The main difference between adults and children in a classroom environment is experience. Adults likely know more than the ALT about a variety of subjects. To take advantage of this worldly knowledge, it’s a good idea to create lesson plans that prompt adults about their opinions and experiences. Not only does this make the content of their English relevant, it levels out the authority structure so that adults don’t feel like they’re being forced into class activities by someone who may be half their age.

Sample free discussion questions

These questions can be asked in a free discussion portion of a class for adults with moderate to high-level conversational ability.

  1. What is the cheapest/fastest/safest way to get to Tokyo/Hokkaido/Korea, etc.
  2. Where I can I get reliable snow boots/a cheap haircut/a mountain bike, etc.
  3. What’s the weather forecast for this week?
  4. Who are some popular Japanese musicians? Which ones do you like?
  5. Which bag should I use for each kind of trash?
  6. Why do students wear uniforms on Saturday and Sunday?
  7. Why do the Japanese celebrate Christmas?
  8. When I visit a person’s house, what might be considered rude behaviour?

Most of these questions put the students themselves in positions of authority because they will be using English to give the ALT advice. This takes the burden off of the ALT to be a "wise figure", which is a quality that may be appropriate in a classroom of children, but not so much here.

Things to avoid

Generally speaking, but not always, these things can be problematic.

  1. Asking questions that draw too heavily upon your own expertise. If you have the definitive answer to a question, you’ll probably be the one who ends up answering it. Students may venture a few guesses, but after awhile they’ll quickly learn that you’re not really interested in their thoughts on the topic and only asked the question as a prelude to giving them a lecture.
  2. Asking questions that call for very brief answers. If your questions call for a “yes” or a “no,” that may be all you get. Students will get much more practice if they are explaining who, what, when, how, and why to you.
  3. Interrupting students who are formulating answers. There are many reasons why it’s tempting to interrupt adults (perhaps you want to correct their grammar or you have something you want to add), but it’s important that students get as much time as they need to put together what they want to say or they may quit trying.
  4. Lying in response to questions. It’s easy to make up a grammatical rule out of thin air, but if you don’t honestly know the answer to a question, just say so. Students rarely lose respect for a teacher because he or she doesn’t know something. They do, however, lose respect for teachers who make a spectacle out of their insecurity by never admitting ignorance.

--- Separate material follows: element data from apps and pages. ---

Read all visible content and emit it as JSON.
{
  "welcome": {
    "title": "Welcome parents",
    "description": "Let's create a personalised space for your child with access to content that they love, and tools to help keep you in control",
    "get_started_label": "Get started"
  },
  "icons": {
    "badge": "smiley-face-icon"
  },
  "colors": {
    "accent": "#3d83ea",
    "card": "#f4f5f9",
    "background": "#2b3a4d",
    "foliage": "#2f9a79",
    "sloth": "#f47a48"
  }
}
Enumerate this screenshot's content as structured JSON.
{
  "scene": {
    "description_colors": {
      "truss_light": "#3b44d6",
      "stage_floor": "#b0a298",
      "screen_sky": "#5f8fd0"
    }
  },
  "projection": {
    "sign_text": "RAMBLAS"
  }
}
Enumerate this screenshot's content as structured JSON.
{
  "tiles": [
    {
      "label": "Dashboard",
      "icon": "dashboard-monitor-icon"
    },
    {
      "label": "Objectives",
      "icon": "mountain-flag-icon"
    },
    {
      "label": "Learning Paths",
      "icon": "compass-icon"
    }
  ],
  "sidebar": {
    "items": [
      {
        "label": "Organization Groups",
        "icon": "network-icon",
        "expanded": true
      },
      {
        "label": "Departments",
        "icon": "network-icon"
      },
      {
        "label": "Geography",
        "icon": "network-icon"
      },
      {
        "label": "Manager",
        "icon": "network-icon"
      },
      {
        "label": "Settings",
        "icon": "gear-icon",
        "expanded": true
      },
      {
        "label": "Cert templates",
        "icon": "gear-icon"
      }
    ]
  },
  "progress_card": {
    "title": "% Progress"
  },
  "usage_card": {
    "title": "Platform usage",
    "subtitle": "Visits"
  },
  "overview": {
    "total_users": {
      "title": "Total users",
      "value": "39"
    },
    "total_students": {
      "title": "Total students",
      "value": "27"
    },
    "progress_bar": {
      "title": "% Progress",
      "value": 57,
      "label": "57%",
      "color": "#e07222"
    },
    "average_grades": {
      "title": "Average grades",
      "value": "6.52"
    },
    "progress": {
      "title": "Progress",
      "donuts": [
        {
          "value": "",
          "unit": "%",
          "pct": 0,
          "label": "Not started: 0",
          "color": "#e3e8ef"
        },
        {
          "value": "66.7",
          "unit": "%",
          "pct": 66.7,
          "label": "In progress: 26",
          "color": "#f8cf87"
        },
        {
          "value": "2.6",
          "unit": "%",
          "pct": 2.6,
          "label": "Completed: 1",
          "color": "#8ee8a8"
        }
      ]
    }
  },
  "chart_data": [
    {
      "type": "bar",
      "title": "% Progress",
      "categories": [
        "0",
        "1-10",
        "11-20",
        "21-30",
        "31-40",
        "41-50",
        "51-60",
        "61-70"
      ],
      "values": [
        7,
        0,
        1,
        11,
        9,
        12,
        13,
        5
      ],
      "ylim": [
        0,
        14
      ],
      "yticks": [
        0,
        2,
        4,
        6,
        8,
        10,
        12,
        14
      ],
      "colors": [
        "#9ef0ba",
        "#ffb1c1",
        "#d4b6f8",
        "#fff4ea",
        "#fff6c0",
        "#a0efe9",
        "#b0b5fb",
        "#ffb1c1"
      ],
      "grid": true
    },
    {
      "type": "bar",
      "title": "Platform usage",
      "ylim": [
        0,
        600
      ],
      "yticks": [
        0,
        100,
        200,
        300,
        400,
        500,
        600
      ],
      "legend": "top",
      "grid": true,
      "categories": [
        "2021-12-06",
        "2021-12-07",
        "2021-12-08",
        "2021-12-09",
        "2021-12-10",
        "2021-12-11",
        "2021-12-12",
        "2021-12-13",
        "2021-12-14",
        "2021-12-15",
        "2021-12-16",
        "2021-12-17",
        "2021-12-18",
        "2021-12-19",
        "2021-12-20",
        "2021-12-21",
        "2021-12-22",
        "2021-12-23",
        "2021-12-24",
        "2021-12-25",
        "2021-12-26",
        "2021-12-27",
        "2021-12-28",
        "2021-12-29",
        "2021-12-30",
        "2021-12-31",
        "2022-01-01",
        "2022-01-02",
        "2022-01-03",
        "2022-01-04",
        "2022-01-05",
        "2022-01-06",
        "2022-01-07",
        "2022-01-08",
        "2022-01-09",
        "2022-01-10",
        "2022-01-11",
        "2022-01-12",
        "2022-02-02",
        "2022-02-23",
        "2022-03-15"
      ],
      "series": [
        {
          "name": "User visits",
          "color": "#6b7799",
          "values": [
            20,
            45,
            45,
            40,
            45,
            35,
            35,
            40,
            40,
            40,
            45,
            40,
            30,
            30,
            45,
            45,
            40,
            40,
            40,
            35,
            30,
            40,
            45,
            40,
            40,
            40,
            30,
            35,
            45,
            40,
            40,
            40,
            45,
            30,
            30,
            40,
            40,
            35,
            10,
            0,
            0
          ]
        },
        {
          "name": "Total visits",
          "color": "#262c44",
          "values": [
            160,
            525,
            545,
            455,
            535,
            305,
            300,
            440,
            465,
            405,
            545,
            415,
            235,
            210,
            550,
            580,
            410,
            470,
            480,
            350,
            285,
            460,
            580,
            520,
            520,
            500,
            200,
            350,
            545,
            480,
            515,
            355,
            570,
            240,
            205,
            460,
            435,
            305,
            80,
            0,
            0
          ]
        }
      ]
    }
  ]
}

Deciding on a syllabus

As for grammar lessons and other non-discussion activities, it doesn’t hurt to give adults some agency in the planning of lessons. The ALT, for example, can ask them what they want to learn next, what they think should be reviewed, how an activity can be improved next time, and what facts about English the ALT can investigate (if he or she doesn’t know on the spot). Given that most ALTs are not experienced teachers, a democratic classroom is at least as good, and possibly better, than a single novice dictating every pedagogical detail. As the teacher, it is important for the ALT to make the final decisions, but adults probably know how best they learn subjects, whether through drills, discussions, or games, and their feedback is valuable.


See also